[DATA UNDER STUDY — start]

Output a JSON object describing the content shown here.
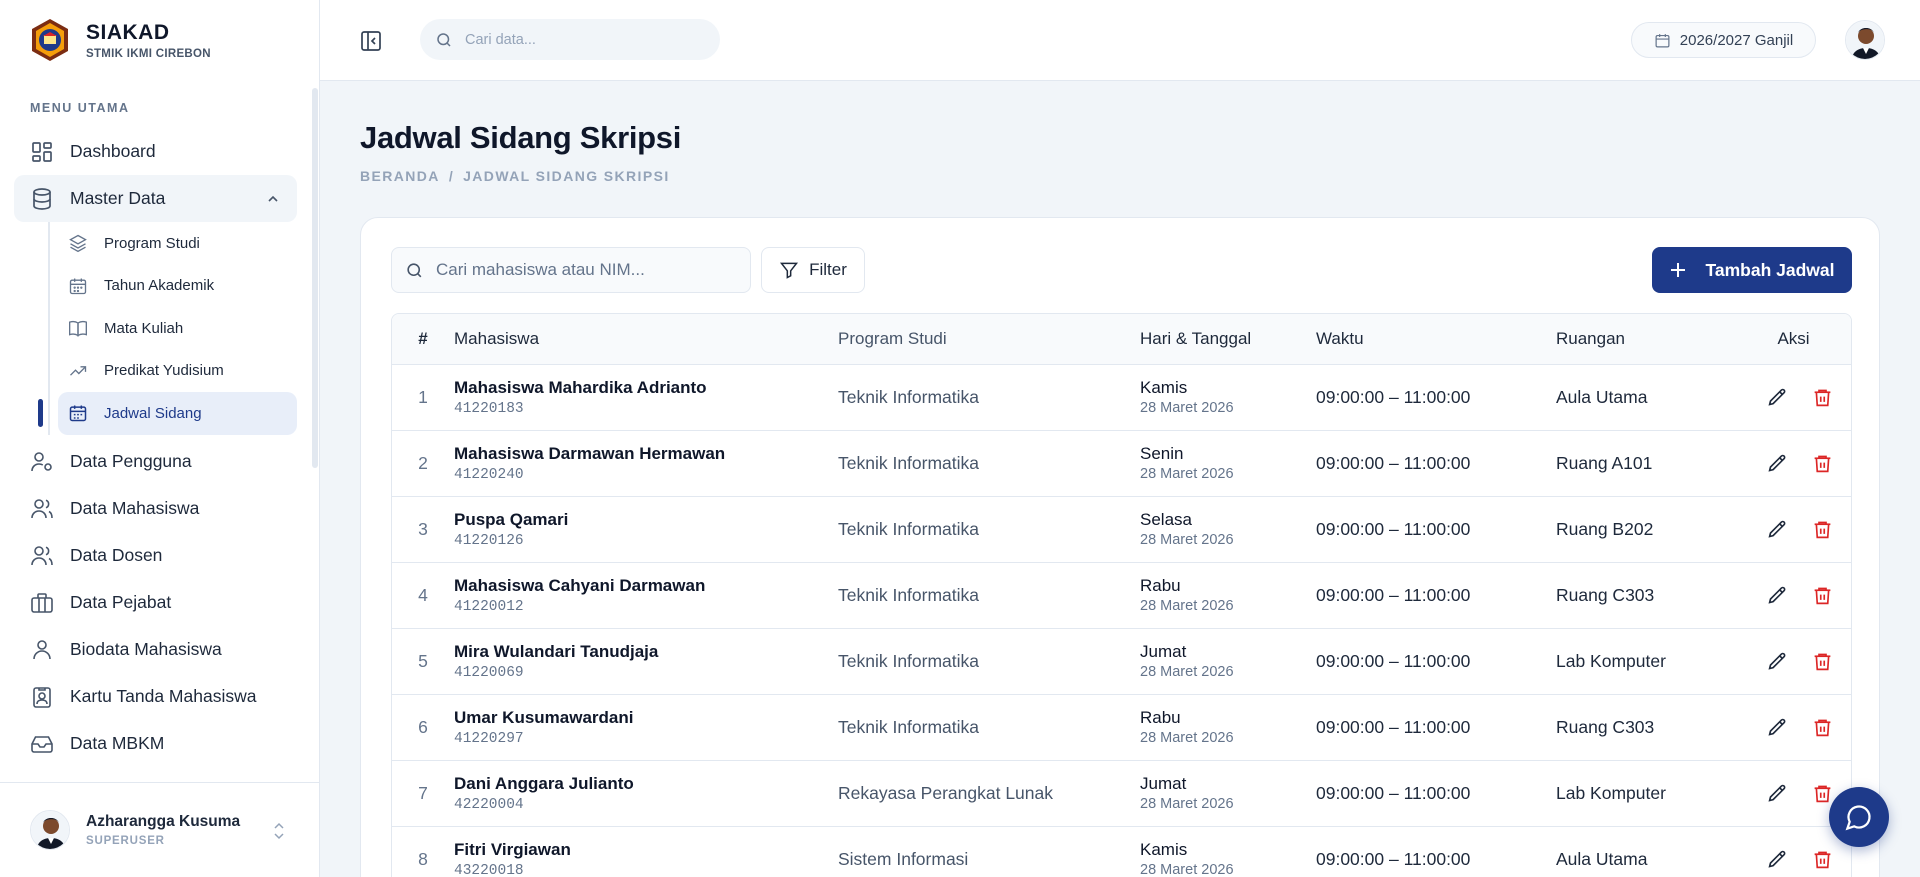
{
  "brand": {
    "title": "SIAKAD",
    "subtitle": "STMIK IKMI CIREBON"
  },
  "menu_heading": "MENU UTAMA",
  "nav": {
    "dashboard": "Dashboard",
    "master_data": "Master Data",
    "sub": [
      {
        "label": "Program Studi",
        "icon": "layers-icon"
      },
      {
        "label": "Tahun Akademik",
        "icon": "calendar-icon"
      },
      {
        "label": "Mata Kuliah",
        "icon": "book-icon"
      },
      {
        "label": "Predikat Yudisium",
        "icon": "trending-icon"
      },
      {
        "label": "Jadwal Sidang",
        "icon": "calendar-days-icon",
        "active": true
      }
    ],
    "items": [
      {
        "label": "Data Pengguna",
        "icon": "user-cog-icon"
      },
      {
        "label": "Data Mahasiswa",
        "icon": "users-icon"
      },
      {
        "label": "Data Dosen",
        "icon": "users-icon"
      },
      {
        "label": "Data Pejabat",
        "icon": "briefcase-icon"
      },
      {
        "label": "Biodata Mahasiswa",
        "icon": "user-icon"
      },
      {
        "label": "Kartu Tanda Mahasiswa",
        "icon": "id-card-icon"
      },
      {
        "label": "Data MBKM",
        "icon": "inbox-icon"
      }
    ]
  },
  "user": {
    "name": "Azharangga Kusuma",
    "role": "SUPERUSER"
  },
  "header": {
    "search_placeholder": "Cari data...",
    "period": "2026/2027 Ganjil"
  },
  "page": {
    "title": "Jadwal Sidang Skripsi",
    "breadcrumb": [
      "BERANDA",
      "/",
      "JADWAL SIDANG SKRIPSI"
    ]
  },
  "toolbar": {
    "search_placeholder": "Cari mahasiswa atau NIM...",
    "filter_label": "Filter",
    "add_label": "Tambah Jadwal"
  },
  "table": {
    "columns": [
      "#",
      "Mahasiswa",
      "Program Studi",
      "Hari & Tanggal",
      "Waktu",
      "Ruangan",
      "Aksi"
    ],
    "rows": [
      {
        "no": "1",
        "name": "Mahasiswa Mahardika Adrianto",
        "nim": "41220183",
        "prodi": "Teknik Informatika",
        "day": "Kamis",
        "date": "28 Maret 2026",
        "time": "09:00:00 – 11:00:00",
        "room": "Aula Utama"
      },
      {
        "no": "2",
        "name": "Mahasiswa Darmawan Hermawan",
        "nim": "41220240",
        "prodi": "Teknik Informatika",
        "day": "Senin",
        "date": "28 Maret 2026",
        "time": "09:00:00 – 11:00:00",
        "room": "Ruang A101"
      },
      {
        "no": "3",
        "name": "Puspa Qamari",
        "nim": "41220126",
        "prodi": "Teknik Informatika",
        "day": "Selasa",
        "date": "28 Maret 2026",
        "time": "09:00:00 – 11:00:00",
        "room": "Ruang B202"
      },
      {
        "no": "4",
        "name": "Mahasiswa Cahyani Darmawan",
        "nim": "41220012",
        "prodi": "Teknik Informatika",
        "day": "Rabu",
        "date": "28 Maret 2026",
        "time": "09:00:00 – 11:00:00",
        "room": "Ruang C303"
      },
      {
        "no": "5",
        "name": "Mira Wulandari Tanudjaja",
        "nim": "41220069",
        "prodi": "Teknik Informatika",
        "day": "Jumat",
        "date": "28 Maret 2026",
        "time": "09:00:00 – 11:00:00",
        "room": "Lab Komputer"
      },
      {
        "no": "6",
        "name": "Umar Kusumawardani",
        "nim": "41220297",
        "prodi": "Teknik Informatika",
        "day": "Rabu",
        "date": "28 Maret 2026",
        "time": "09:00:00 – 11:00:00",
        "room": "Ruang C303"
      },
      {
        "no": "7",
        "name": "Dani Anggara Julianto",
        "nim": "42220004",
        "prodi": "Rekayasa Perangkat Lunak",
        "day": "Jumat",
        "date": "28 Maret 2026",
        "time": "09:00:00 – 11:00:00",
        "room": "Lab Komputer"
      },
      {
        "no": "8",
        "name": "Fitri Virgiawan",
        "nim": "43220018",
        "prodi": "Sistem Informasi",
        "day": "Kamis",
        "date": "28 Maret 2026",
        "time": "09:00:00 – 11:00:00",
        "room": "Aula Utama"
      }
    ]
  },
  "colors": {
    "primary": "#1e3a8a",
    "danger": "#dc2626",
    "background": "#f1f5f9"
  }
}
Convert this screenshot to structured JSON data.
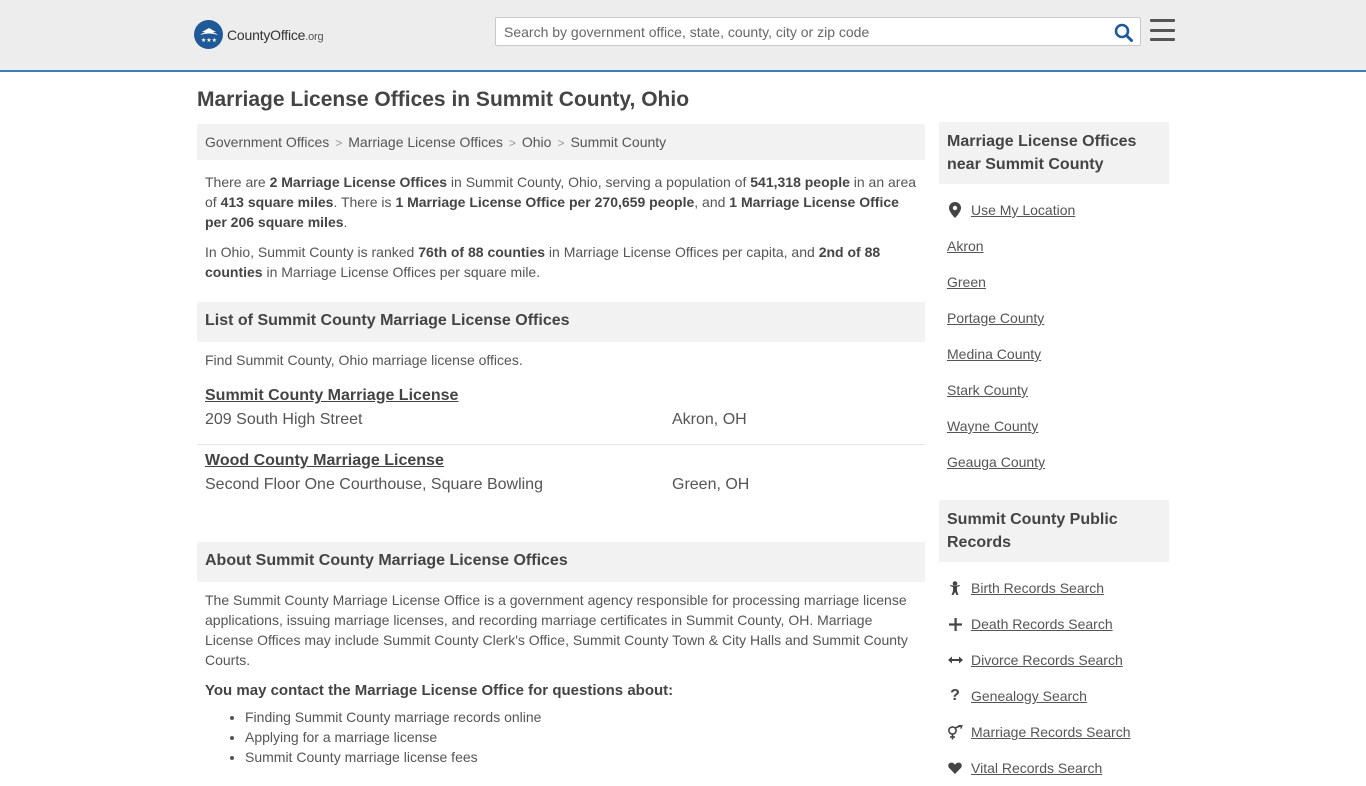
{
  "header": {
    "logo_text": "CountyOffice",
    "logo_suffix": ".org",
    "search_placeholder": "Search by government office, state, county, city or zip code"
  },
  "page_title": "Marriage License Offices in Summit County, Ohio",
  "breadcrumb": [
    "Government Offices",
    "Marriage License Offices",
    "Ohio",
    "Summit County"
  ],
  "intro": {
    "p1": [
      {
        "t": "There are ",
        "b": false
      },
      {
        "t": "2 Marriage License Offices",
        "b": true
      },
      {
        "t": " in Summit County, Ohio, serving a population of ",
        "b": false
      },
      {
        "t": "541,318 people",
        "b": true
      },
      {
        "t": " in an area of ",
        "b": false
      },
      {
        "t": "413 square miles",
        "b": true
      },
      {
        "t": ". There is ",
        "b": false
      },
      {
        "t": "1 Marriage License Office per 270,659 people",
        "b": true
      },
      {
        "t": ", and ",
        "b": false
      },
      {
        "t": "1 Marriage License Office per 206 square miles",
        "b": true
      },
      {
        "t": ".",
        "b": false
      }
    ],
    "p2": [
      {
        "t": "In Ohio, Summit County is ranked ",
        "b": false
      },
      {
        "t": "76th of 88 counties",
        "b": true
      },
      {
        "t": " in Marriage License Offices per capita, and ",
        "b": false
      },
      {
        "t": "2nd of 88 counties",
        "b": true
      },
      {
        "t": " in Marriage License Offices per square mile.",
        "b": false
      }
    ]
  },
  "list_section": {
    "heading": "List of Summit County Marriage License Offices",
    "find_text": "Find Summit County, Ohio marriage license offices.",
    "offices": [
      {
        "name": "Summit County Marriage License",
        "address": "209 South High Street",
        "city": "Akron, OH"
      },
      {
        "name": "Wood County Marriage License",
        "address": "Second Floor One Courthouse, Square Bowling",
        "city": "Green, OH"
      }
    ]
  },
  "about_section": {
    "heading": "About Summit County Marriage License Offices",
    "text": "The Summit County Marriage License Office is a government agency responsible for processing marriage license applications, issuing marriage licenses, and recording marriage certificates in Summit County, OH. Marriage License Offices may include Summit County Clerk's Office, Summit County Town & City Halls and Summit County Courts.",
    "question_heading": "You may contact the Marriage License Office for questions about:",
    "questions": [
      "Finding Summit County marriage records online",
      "Applying for a marriage license",
      "Summit County marriage license fees"
    ]
  },
  "sidebar": {
    "nearby_heading": "Marriage License Offices near Summit County",
    "use_location": "Use My Location",
    "nearby": [
      "Akron",
      "Green",
      "Portage County",
      "Medina County",
      "Stark County",
      "Wayne County",
      "Geauga County"
    ],
    "records_heading": "Summit County Public Records",
    "records": [
      {
        "label": "Birth Records Search",
        "icon": "baby-icon"
      },
      {
        "label": "Death Records Search",
        "icon": "cross-icon"
      },
      {
        "label": "Divorce Records Search",
        "icon": "arrows-icon"
      },
      {
        "label": "Genealogy Search",
        "icon": "question-icon"
      },
      {
        "label": "Marriage Records Search",
        "icon": "gender-icon"
      },
      {
        "label": "Vital Records Search",
        "icon": "heart-icon"
      }
    ]
  }
}
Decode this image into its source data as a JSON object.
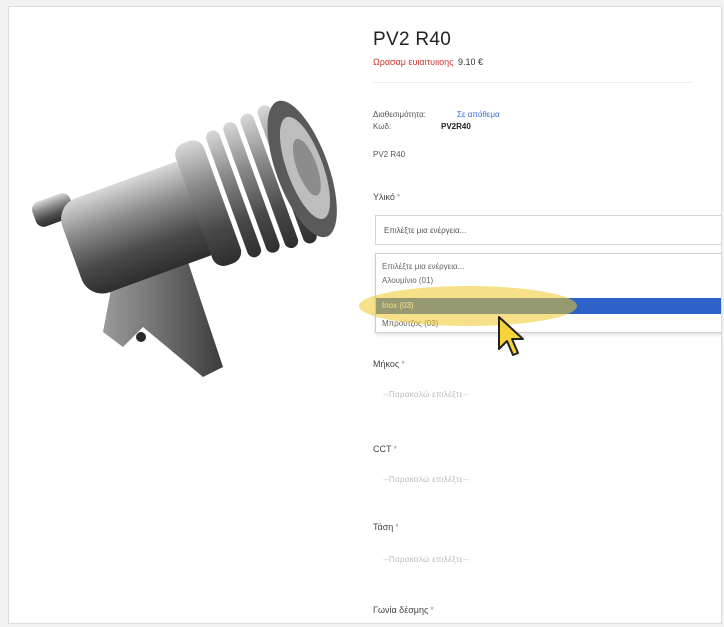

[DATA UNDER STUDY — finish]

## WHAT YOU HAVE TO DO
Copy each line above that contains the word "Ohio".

## ANSWER TO THE PROBLEM
  "page_title": "Marriage License Offices in Summit County, Ohio",
    "Ohio",
        "t": " in Summit County, Ohio, serving a population of ",
        "t": "In Ohio, Summit County is ranked ",
    "find_text": "Find Summit County, Ohio marriage license offices.",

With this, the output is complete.